The story of the Deacons is deftly told through the eyes of Marcus Clay played by Whitaker. Marcus Clay is a mill worker at the highly segregated plant that owns the town of Bogalusa. Owing his livelihood to the white folks at the plant, Marcus is no friend to the efforts that are erupting throughout the deep South to end segregation. He has grown up with white violence and wishes to keep it away from his family. But Marcus' dream of living alongside of white violence is shattered when a friend is beaten for placing his name on a list reserved for white men at the plant where he works and when his daughter suffers the same fate during a civil rights march to desegregate the town. The final straw comes when, after attempting to save his daughter from her beating, he find himself taken out and beaten by the local police. Marcus Clay's answer to the violence visited upon friend and family is to form the Deacons for Defense.
The story continues in the expected manner. There are a series of victories and set backs for the Deacons. Houses are burned. White civil rights workers try unsuccessfully to turn the Deacons back towards Martin Luther King's technique of non-violence. Next, there is a dramatic showdown between the Deacons and the Klan. But despite a plot where all the moves of the players are predictable, the Deacons for Defense succeeds in gathering sympathy from its audience. And, if the history of the Deacons gets a little disjointed, not to worry. Showtime has smartly added a small documentary on the Deacons after the movie. Whatever is lost in the movie is more than covered in the documentary called "Defending the Deacons."

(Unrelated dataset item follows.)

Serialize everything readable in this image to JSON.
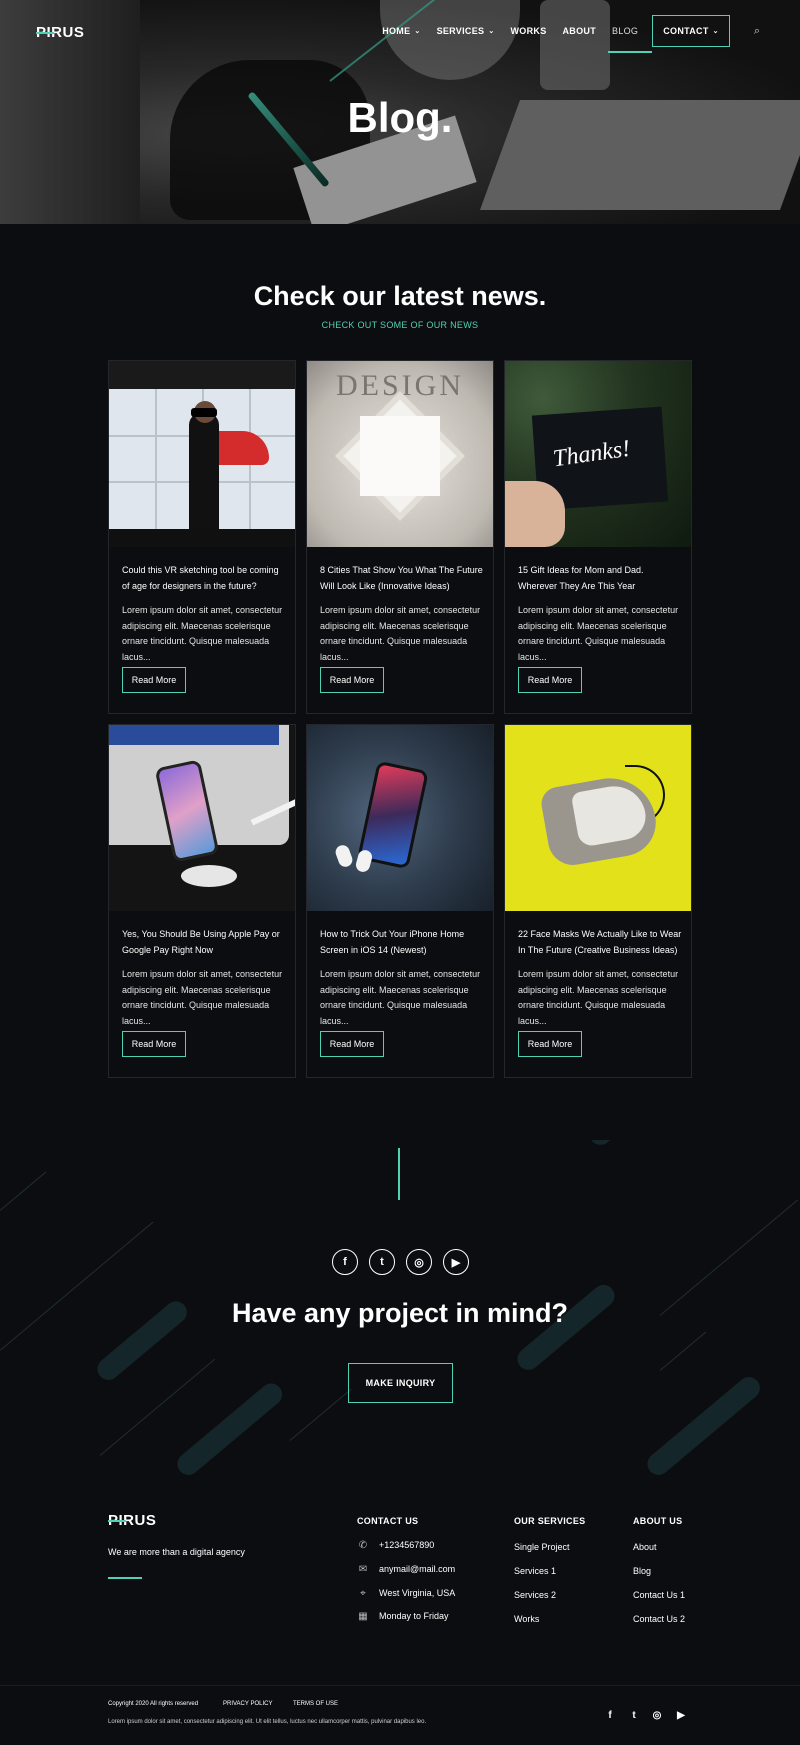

Taken together, the movie and the documentary do more justice to the legend of the Deacons than harm. All in all, the Deacons for Defense (with the documentary) is well worth watching.